Material shown:
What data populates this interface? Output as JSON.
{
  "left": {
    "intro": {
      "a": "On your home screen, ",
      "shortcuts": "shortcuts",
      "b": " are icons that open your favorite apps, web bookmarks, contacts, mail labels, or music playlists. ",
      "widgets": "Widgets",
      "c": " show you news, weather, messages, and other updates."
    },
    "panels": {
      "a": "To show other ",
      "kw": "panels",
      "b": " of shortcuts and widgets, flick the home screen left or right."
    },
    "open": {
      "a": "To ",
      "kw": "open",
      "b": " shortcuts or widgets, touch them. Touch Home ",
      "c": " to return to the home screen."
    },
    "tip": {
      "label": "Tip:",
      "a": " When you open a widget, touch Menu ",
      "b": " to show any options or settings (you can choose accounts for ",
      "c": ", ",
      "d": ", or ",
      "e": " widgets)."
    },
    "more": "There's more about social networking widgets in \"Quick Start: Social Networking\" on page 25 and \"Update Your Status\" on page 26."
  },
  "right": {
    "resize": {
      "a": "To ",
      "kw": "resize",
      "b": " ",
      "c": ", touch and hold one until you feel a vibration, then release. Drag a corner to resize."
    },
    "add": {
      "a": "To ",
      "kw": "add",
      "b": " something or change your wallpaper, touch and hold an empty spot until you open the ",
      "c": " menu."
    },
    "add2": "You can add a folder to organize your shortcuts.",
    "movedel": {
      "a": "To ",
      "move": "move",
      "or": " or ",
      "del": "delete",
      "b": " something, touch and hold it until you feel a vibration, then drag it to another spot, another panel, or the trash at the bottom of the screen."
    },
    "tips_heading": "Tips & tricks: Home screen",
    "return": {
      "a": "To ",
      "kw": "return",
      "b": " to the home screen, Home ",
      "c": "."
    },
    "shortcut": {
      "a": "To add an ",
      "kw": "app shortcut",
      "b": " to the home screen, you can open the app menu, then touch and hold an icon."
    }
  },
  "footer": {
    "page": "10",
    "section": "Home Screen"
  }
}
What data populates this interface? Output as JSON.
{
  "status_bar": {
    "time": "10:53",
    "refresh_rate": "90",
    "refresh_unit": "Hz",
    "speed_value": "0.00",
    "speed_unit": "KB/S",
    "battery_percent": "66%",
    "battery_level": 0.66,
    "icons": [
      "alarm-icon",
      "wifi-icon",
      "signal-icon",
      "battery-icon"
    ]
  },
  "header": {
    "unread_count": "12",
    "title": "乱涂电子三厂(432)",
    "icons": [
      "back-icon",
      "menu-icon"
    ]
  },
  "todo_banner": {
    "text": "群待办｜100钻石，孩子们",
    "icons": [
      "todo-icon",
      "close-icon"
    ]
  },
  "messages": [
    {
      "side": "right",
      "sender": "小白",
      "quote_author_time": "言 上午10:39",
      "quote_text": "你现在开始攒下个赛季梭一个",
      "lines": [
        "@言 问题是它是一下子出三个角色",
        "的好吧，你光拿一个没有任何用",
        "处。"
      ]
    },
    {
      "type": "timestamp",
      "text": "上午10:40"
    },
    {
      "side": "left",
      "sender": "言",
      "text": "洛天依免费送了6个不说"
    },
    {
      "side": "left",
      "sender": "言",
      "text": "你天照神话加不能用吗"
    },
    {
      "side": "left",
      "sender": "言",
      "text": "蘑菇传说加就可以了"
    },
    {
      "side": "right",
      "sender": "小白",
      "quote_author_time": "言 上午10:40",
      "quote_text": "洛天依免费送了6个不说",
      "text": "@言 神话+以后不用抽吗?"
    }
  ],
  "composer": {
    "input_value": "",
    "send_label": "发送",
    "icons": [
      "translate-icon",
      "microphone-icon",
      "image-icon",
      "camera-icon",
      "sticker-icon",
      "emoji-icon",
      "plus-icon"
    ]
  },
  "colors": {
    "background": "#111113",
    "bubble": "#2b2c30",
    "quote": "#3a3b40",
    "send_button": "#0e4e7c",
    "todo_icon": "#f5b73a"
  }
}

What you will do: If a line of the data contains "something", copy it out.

Response for this exercise:
      "b": " something or change your wallpaper, touch and hold an empty spot until you open the ",
      "b": " something, touch and hold it until you feel a vibration, then drag it to another spot, another panel, or the trash at the bottom of the screen."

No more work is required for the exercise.